Dataset excerpts
= = = = =
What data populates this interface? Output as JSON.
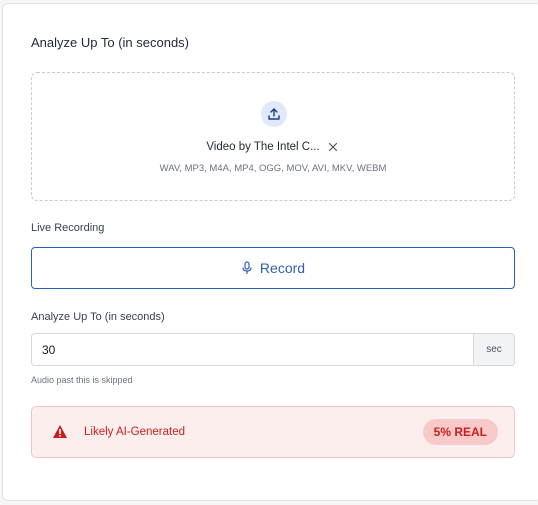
{
  "header": {
    "title": "Analyze Up To (in seconds)"
  },
  "upload": {
    "icon": "upload-icon",
    "file_name": "Video by The Intel C...",
    "remove_icon": "close-icon",
    "formats": "WAV, MP3, M4A, MP4, OGG, MOV, AVI, MKV, WEBM"
  },
  "live": {
    "label": "Live Recording",
    "record_label": "Record",
    "icon": "microphone-icon"
  },
  "analyze": {
    "label": "Analyze Up To (in seconds)",
    "value": "30",
    "unit": "sec",
    "hint": "Audio past this is skipped"
  },
  "result": {
    "icon": "warning-icon",
    "text": "Likely AI-Generated",
    "badge": "5% REAL"
  },
  "colors": {
    "accent": "#2f5fb3",
    "danger": "#c81e1e",
    "danger_bg": "#fdeeee"
  }
}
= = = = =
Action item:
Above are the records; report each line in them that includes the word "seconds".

Solution to the exercise:
    "title": "Analyze Up To (in seconds)"
    "label": "Analyze Up To (in seconds)",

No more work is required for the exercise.